Clicks and mortar: An omnichannel future
At the recent Retra Conference there was much discussion on the challenges of online versus instore retailing. It was clear that this topic remains a key challenge for electrical retailers with a history in pure bricks and mortar retailing, but with a realisation that they will need to embrace and optimise all routes to serve their customers and to remain accessible and relevant in the years ahead.
Sometimes the debate relating to retail vs ‘e-tail’ approaches the challenge as an either/or option; in reality, that is rarely the decision that has to be made. We’re now in an era of the omnichannel approach. Customers seek information from a variety of sources, usually starting their voyage of discovery online, but often finalising their purchase decision in a retail environment, especially when purchasing products of higher value and/or with a design element that requires an ‘in the flesh’ view.
Large appliances lend themselves particularly well to this omnichannel approach and it is still incredibly rare for a homeowner to purchase a new kitchen, complete with appliances, cabinets and accessories without a showroom visit. The retail share of this market has recovered post-COVID (as reported by GfK) which, understandably, boosted online-only sales.
So, accepting that the main challenge for electrical retailers relating to online is how this is integrated effectively into your overall customer proposition, what are the routes to effectively address this challenge?

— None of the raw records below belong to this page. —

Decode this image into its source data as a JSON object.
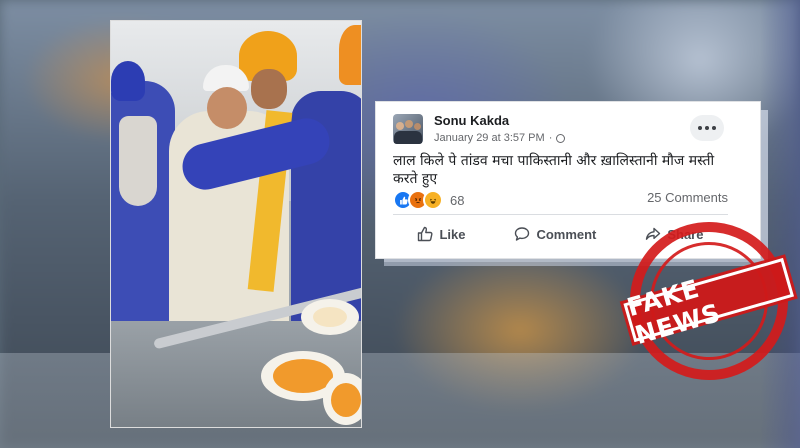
{
  "post": {
    "author": "Sonu Kakda",
    "timestamp": "January 29 at 3:57 PM",
    "separator": "·",
    "privacy_icon": "globe-icon",
    "text": "लाल किले पे तांडव मचा पाकिस्तानी और ख़ालिस्तानी मौज मस्ती करते हुए",
    "reaction_count": "68",
    "comments_count": "25 Comments",
    "actions": {
      "like": "Like",
      "comment": "Comment",
      "share": "Share"
    },
    "reactions": [
      "like",
      "angry",
      "haha"
    ]
  },
  "stamp": {
    "label": "FAKE NEWS",
    "color": "#d41b1b"
  },
  "colors": {
    "facebook_blue": "#1877f2",
    "text_primary": "#1c1e21",
    "text_secondary": "#65676b"
  }
}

Your extended showroom
My recommendation is to look at your online presence as an extension of your retail showroom. This is your virtual shop window into the products, services and support you offer your customers. Use your website to introduce your business, describe the products and services you offer, tell stories and use customer reviews and testimonials to build independent endorsement for your business.
Customers will also look for you through social media; don’t fall into the trap of thinking only younger customers use social media.
You should offer the option for direct purchasers online, even though you’ll want to try and steer them in store. Bear in mind that unless you want to sell at very low or even zero margins, you’ll probably never profitably secure the customer that knows exactly what they want and is just looking for the lowest price. Therefore, make sure you promote your added value services for every sale, be that local delivery, installation, back up support and service.
Your website personality
There are lots of differing views on recommendations for website style and navigation routes for users. I don’t think there is a specific right or wrong approach. All I would say, is ensure the personality of your website matches your retail proposition and ensure that it’s easy for customers to find what they need.
Ask friends to try your site and provide feedback on how they find the experience; it’s good to take a step back and view the experience from a different perspective.
Don’t be reluctant to bring experts on board to help you build your website, set up your social media platforms, produce the content and optimise your digital assets. Think of these costs as investments that will help you grow turnover and margin. Effective digital marketing is a skill, and if you don’t have that expertise in your team, bring it in as required.
One of the great opportunities with digital marketing is that you can make changes very fast and, once your platforms are set up, at very low cost. Unlike a retail environment, messaging and content can be produced in minutes and posted in seconds. This constant refresh and provision of new and timely information ensures your site is fresh and up to date. Arguably, this is the most important consideration for online marketing, so make this process part of your or your team’s daily routine.
I’ve observed many initially reluctant retailers really embrace digital marketing once they start on this pathway, realising it is not as daunting as it initially may seem and business benefits are very quickly realised. It’s not the death of retail, it’s part of its rejuvenation. Embrace the future!